bullet Oral History: Winnie

Lesson 3
bullet Lesson Plan #3: Coming to Terms: Stories of Southeast Asian Political Refugees
Lesson 3 Student Handouts
bullet Field Journal Guidelines
bullet Guidelines for Internet Research Team Presentation
bullet Guidelines for Using Oral History
bullet Internet-Based Research Project Guidelines for Working Collaboratively
bullet Internet Research Project—Oral Histories from Southeast Asian Refugees Recommended Websites for Internet Research
bullet KWL Chart
bullet Oral History Process and Resources
bullet

Our Journeys, Our Communities: Southeast Asians In American History, By Khatharya Um

bullet

Southeast Asian Refugee Oral History Presentations: Guidelines for Working Collaboratively

bullet Topics with Resources for Internet-based Research on Southeast Asian Countries and the Vietnam War
Lesson 3 Oral Histories
bullet Oral History: Vu Hong Pham
bullet Oral History: Anh Phong
bullet

Oral History: Lam Nguyen

bullet Oral History: Ham Tran

PDFs require Adobe Reader, which is free to download and use

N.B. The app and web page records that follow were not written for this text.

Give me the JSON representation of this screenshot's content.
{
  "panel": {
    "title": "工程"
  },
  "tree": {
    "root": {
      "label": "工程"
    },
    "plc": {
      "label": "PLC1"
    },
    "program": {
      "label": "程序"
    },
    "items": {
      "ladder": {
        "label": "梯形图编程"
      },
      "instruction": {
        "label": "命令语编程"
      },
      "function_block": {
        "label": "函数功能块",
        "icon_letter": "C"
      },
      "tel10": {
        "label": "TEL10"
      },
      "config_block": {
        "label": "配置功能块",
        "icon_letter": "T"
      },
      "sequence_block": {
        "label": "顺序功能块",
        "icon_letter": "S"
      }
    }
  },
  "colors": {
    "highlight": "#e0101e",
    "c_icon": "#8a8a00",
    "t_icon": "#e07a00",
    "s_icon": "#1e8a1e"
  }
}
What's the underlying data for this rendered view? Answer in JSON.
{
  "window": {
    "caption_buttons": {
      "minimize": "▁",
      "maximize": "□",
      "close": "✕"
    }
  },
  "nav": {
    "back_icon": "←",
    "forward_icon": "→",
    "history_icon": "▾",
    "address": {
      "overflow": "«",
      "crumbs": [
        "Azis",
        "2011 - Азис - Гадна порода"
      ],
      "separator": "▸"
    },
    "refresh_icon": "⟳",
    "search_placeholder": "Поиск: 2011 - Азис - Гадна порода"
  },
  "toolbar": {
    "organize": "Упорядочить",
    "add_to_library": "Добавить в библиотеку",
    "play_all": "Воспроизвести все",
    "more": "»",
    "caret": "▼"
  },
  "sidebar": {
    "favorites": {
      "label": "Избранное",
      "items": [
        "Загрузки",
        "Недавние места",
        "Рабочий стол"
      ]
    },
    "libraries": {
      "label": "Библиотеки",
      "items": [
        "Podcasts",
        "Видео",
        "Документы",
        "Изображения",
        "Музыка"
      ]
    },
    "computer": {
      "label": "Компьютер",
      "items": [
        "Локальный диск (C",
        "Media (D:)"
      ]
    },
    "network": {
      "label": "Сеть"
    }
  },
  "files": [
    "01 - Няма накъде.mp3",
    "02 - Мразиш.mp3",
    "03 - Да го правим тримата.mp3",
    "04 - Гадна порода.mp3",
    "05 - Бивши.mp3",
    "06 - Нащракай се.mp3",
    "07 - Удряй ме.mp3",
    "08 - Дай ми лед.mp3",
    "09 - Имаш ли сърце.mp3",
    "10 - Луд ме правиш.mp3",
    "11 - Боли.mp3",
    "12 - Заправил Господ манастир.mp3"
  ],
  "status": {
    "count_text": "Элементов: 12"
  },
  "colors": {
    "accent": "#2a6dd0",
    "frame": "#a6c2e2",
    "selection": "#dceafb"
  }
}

“Any views, findings, conclusions, or recommendations expressed in this website do not necessarily reflect those of the National Endowment for the Humanities.”

 

 

2006 Oakland Museum of California | Credits |Phone: 510-238-2200